It was a workshop sponsored by Locus, semi-pro science fiction magazine headquartered in the San Francisco Bay area, which has itself won no fewer than 30 Hugo Awards over the years for excellence in the field of science fiction publishing. We aspiring writers all got together at a long table and grabbed some tea and coffee and snacks. Then, in reverent awe, we watched Nancy—a short, friendly woman with black hair, twinkling eyes, and a wry sense of humor—as she introduced herself and then began to list narrative modes and the different types of scenes on the whiteboard. And then, at Nancy’s behest, we put our fingers to our keyboards (or our pads of papers and pens, if we were going low-tech—and I was) and wrote.
And I’ll be danged if what I wrote there in that room wasn’t some of the best writing I’ve done in my life.
I’m not going to regurgitate everything I learned in that workshop, dear reader. Nancy Kress has her trade secrets, and she flew all the way down from Seattle to share them with my ragtag little band one rainy (then sunny) Saturday in San Leandro. What I will do is give you a selection of pithy quotations and talking points that Nancy brought up during the course of the workshop, for there were many.
Keep in mind that Madame Kress has been writing since 1976, and attained widespread acclaim in 1991, so she knows a thing or two about the biz. That being said, these are her opinions, and she’d be the first to tell you that quite a few other writers might not agree with her on certain subjects. As ever, writing remains an extremely subjective and personal pursuit, and what works for one writer might not work for another.
Now that we’ve got those nasty disclaimers out of the way, on with the quotations! Full disclosure: most of these have been paraphrased because I was taking notes with a pen and paper and can’t write that fast. But they’re as close to what I heard as I could get ’em.
On scenes: “A scene has a shape and a purpose. Either it advances plot or enhances characterization, preferably both at the same time.”
On dialogue: “Your goal is to make your reader a fly on the wall, a witness to the story.”
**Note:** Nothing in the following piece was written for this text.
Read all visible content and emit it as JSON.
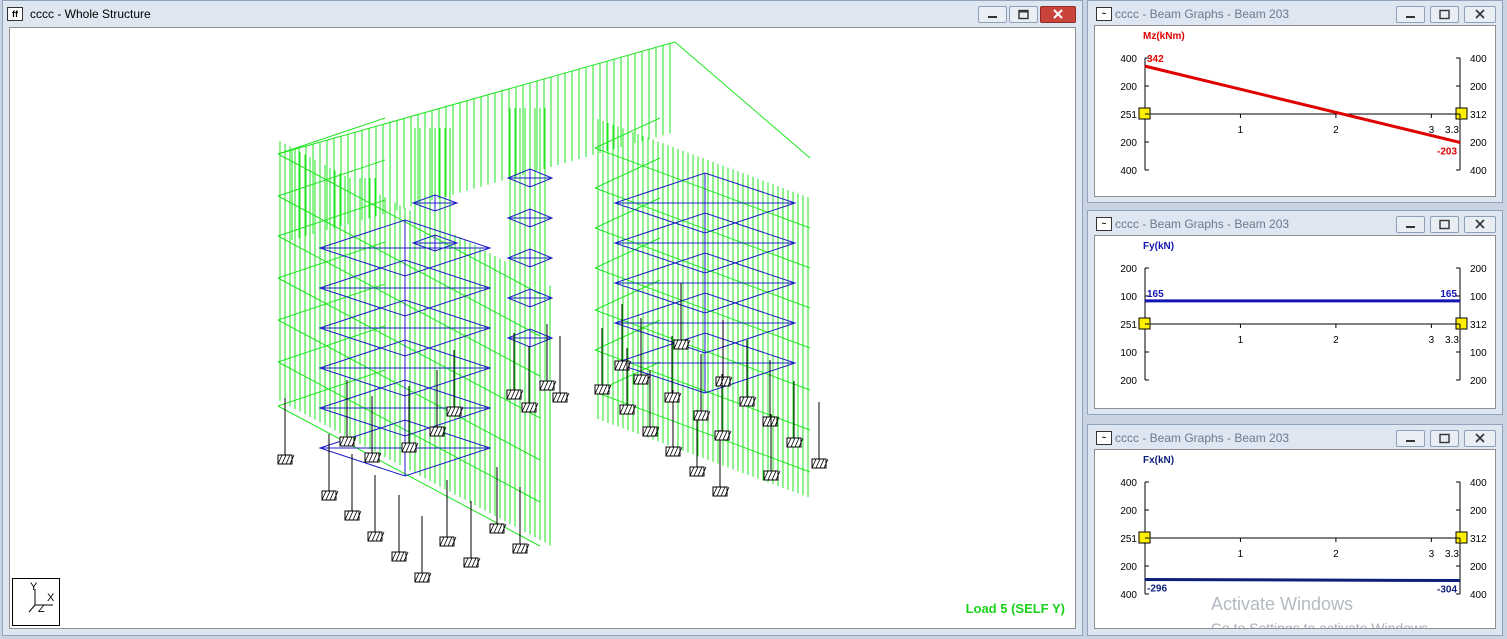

On setting: “The best way to describe setting is to show a character interacting with it.”
On description: “Description should be brief. Two paragraphs maximum, and even that’s pushing it. One paragraph if possible. Sneak it in.”
On action: “Action is description in motion.”
On point of view: “Any story can be told from any point of view.”
On choosing which point of view to write from: “Pick the person your story will hurt the most.”
On opening scenes: “You have three long paragraphs to get a reader’s attention. With novels, it’s a couple of chapters. Polish, polish, polish!”
On ending a scene: “Scenes have shapes. Most scenes should end with a rise. A rise is anything that makes us want to move on. It could be anything. The introduction of a new character, the revelation of a new piece of information, or even an increase in lyrical prose.”
On planning: “I don’t know the whole story when I start writing. Ted Chiang has said that he can’t start writing unless he knows the last sentence of the story. I could no more do that than fly. But it helps to know [what’s going to happen] a few scenes ahead.”
On flashbacks, summary scenes, and “expository lumps”: “Before using any of these, you have to create a need to know in the reader.”
On climax: “Every story is a war. There are winners and losers. The events and scenes are the battles. And [at the climax], the protagonist must have agency—he must be present, and he must do something significant.”
On fiction: “The two questions that drive all fiction are ‘What do these people want?’ and ‘What could go wrong?'”
On the writer’s job: “The basic task of a writer is to translate a multimedia event into a linear event.”
On staying motivated: “Writing is like sex. Some days it’s explosive. Some days you’re not really into it at first, but then it gets better as you go along. Some days it starts strong and then it just fizzles out. You might have three sessions’ worth of fizzles, but then the fourth session just might be explosive. You can’t judge your writing ability by only one day.”
I filled up a Mead composition notebook with Nancy’s tips, tricks, and advice, and I’m going to put it to good use in the coming days. Some of the writing exercises I did during the workshop may even spin out into full-blown short stories! I’ll definitely be submitting to Locus more frequently, too.
All right, that’s all I’ve got for today. It’s my wife’s 30th birthday, and I owe her some serious brunch. Get off the Internet and get writing!